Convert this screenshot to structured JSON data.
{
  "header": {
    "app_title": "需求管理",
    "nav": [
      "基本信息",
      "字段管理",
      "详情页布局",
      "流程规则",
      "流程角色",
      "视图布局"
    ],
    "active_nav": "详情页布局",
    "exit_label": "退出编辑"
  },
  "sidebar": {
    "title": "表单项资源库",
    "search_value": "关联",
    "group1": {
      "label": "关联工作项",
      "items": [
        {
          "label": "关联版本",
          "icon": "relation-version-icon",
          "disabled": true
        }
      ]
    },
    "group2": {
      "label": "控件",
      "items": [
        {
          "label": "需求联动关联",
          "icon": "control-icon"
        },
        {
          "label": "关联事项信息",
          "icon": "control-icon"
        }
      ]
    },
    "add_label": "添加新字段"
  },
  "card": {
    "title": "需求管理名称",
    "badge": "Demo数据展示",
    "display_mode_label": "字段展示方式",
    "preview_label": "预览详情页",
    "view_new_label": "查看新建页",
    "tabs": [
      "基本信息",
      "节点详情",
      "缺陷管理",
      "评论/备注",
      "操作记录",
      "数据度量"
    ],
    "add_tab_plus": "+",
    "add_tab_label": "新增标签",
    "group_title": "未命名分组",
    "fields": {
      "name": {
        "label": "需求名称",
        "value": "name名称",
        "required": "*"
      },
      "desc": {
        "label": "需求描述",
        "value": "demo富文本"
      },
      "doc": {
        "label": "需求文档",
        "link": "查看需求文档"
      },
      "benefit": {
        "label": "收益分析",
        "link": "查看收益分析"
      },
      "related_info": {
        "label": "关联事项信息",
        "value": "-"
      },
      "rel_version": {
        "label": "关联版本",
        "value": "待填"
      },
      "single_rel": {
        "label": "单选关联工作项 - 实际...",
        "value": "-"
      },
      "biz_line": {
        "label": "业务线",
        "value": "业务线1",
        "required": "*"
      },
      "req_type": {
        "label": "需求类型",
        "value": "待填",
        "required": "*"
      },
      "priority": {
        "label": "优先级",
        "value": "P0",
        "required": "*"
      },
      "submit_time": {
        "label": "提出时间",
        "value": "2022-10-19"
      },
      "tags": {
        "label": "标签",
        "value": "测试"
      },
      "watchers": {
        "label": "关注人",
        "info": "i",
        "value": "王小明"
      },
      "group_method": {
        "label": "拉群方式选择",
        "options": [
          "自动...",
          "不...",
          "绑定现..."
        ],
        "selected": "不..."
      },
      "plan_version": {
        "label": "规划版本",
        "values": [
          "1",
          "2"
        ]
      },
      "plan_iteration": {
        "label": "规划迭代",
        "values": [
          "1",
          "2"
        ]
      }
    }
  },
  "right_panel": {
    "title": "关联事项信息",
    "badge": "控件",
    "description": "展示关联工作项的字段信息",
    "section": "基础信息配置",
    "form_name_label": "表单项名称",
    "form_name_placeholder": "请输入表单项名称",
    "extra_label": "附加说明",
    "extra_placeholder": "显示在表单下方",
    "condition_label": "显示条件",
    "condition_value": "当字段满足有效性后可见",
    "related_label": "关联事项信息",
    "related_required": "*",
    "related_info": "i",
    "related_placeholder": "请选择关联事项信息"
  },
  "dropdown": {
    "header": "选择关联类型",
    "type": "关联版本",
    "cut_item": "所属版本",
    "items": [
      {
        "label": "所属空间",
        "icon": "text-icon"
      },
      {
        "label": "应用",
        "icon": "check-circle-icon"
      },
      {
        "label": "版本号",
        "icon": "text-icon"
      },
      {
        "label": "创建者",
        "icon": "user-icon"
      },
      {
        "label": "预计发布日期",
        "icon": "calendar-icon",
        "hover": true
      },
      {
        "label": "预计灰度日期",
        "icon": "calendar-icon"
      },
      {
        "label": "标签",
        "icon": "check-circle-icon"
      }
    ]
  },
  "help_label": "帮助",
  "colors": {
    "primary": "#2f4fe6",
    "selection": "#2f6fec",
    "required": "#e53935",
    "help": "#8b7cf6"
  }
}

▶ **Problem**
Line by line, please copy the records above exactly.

▶ **Task output**
Convert this screenshot to structured JSON data.
{
  "header": {
    "app_title": "需求管理",
    "nav": [
      "基本信息",
      "字段管理",
      "详情页布局",
      "流程规则",
      "流程角色",
      "视图布局"
    ],
    "active_nav": "详情页布局",
    "exit_label": "退出编辑"
  },
  "sidebar": {
    "title": "表单项资源库",
    "search_value": "关联",
    "group1": {
      "label": "关联工作项",
      "items": [
        {
          "label": "关联版本",
          "icon": "relation-version-icon",
          "disabled": true
        }
      ]
    },
    "group2": {
      "label": "控件",
      "items": [
        {
          "label": "需求联动关联",
          "icon": "control-icon"
        },
        {
          "label": "关联事项信息",
          "icon": "control-icon"
        }
      ]
    },
    "add_label": "添加新字段"
  },
  "card": {
    "title": "需求管理名称",
    "badge": "Demo数据展示",
    "display_mode_label": "字段展示方式",
    "preview_label": "预览详情页",
    "view_new_label": "查看新建页",
    "tabs": [
      "基本信息",
      "节点详情",
      "缺陷管理",
      "评论/备注",
      "操作记录",
      "数据度量"
    ],
    "add_tab_plus": "+",
    "add_tab_label": "新增标签",
    "group_title": "未命名分组",
    "fields": {
      "name": {
        "label": "需求名称",
        "value": "name名称",
        "required": "*"
      },
      "desc": {
        "label": "需求描述",
        "value": "demo富文本"
      },
      "doc": {
        "label": "需求文档",
        "link": "查看需求文档"
      },
      "benefit": {
        "label": "收益分析",
        "link": "查看收益分析"
      },
      "related_info": {
        "label": "关联事项信息",
        "value": "-"
      },
      "rel_version": {
        "label": "关联版本",
        "value": "待填"
      },
      "single_rel": {
        "label": "单选关联工作项 - 实际...",
        "value": "-"
      },
      "biz_line": {
        "label": "业务线",
        "value": "业务线1",
        "required": "*"
      },
      "req_type": {
        "label": "需求类型",
        "value": "待填",
        "required": "*"
      },
      "priority": {
        "label": "优先级",
        "value": "P0",
        "required": "*"
      },
      "submit_time": {
        "label": "提出时间",
        "value": "2022-10-19"
      },
      "tags": {
        "label": "标签",
        "value": "测试"
      },
      "watchers": {
        "label": "关注人",
        "info": "i",
        "value": "王小明"
      },
      "group_method": {
        "label": "拉群方式选择",
        "options": [
          "自动...",
          "不...",
          "绑定现..."
        ],
        "selected": "不..."
      },
      "plan_version": {
        "label": "规划版本",
        "values": [
          "1",
          "2"
        ]
      },
      "plan_iteration": {
        "label": "规划迭代",
        "values": [
          "1",
          "2"
        ]
      }
    }
  },
  "right_panel": {
    "title": "关联事项信息",
    "badge": "控件",
    "description": "展示关联工作项的字段信息",
    "section": "基础信息配置",
    "form_name_label": "表单项名称",
    "form_name_placeholder": "请输入表单项名称",
    "extra_label": "附加说明",
    "extra_placeholder": "显示在表单下方",
    "condition_label": "显示条件",
    "condition_value": "当字段满足有效性后可见",
    "related_label": "关联事项信息",
    "related_required": "*",
    "related_info": "i",
    "related_placeholder": "请选择关联事项信息"
  },
  "dropdown": {
    "header": "选择关联类型",
    "type": "关联版本",
    "cut_item": "所属版本",
    "items": [
      {
        "label": "所属空间",
        "icon": "text-icon"
      },
      {
        "label": "应用",
        "icon": "check-circle-icon"
      },
      {
        "label": "版本号",
        "icon": "text-icon"
      },
      {
        "label": "创建者",
        "icon": "user-icon"
      },
      {
        "label": "预计发布日期",
        "icon": "calendar-icon",
        "hover": true
      },
      {
        "label": "预计灰度日期",
        "icon": "calendar-icon"
      },
      {
        "label": "标签",
        "icon": "check-circle-icon"
      }
    ]
  },
  "help_label": "帮助",
  "colors": {
    "primary": "#2f4fe6",
    "selection": "#2f6fec",
    "required": "#e53935",
    "help": "#8b7cf6"
  }
}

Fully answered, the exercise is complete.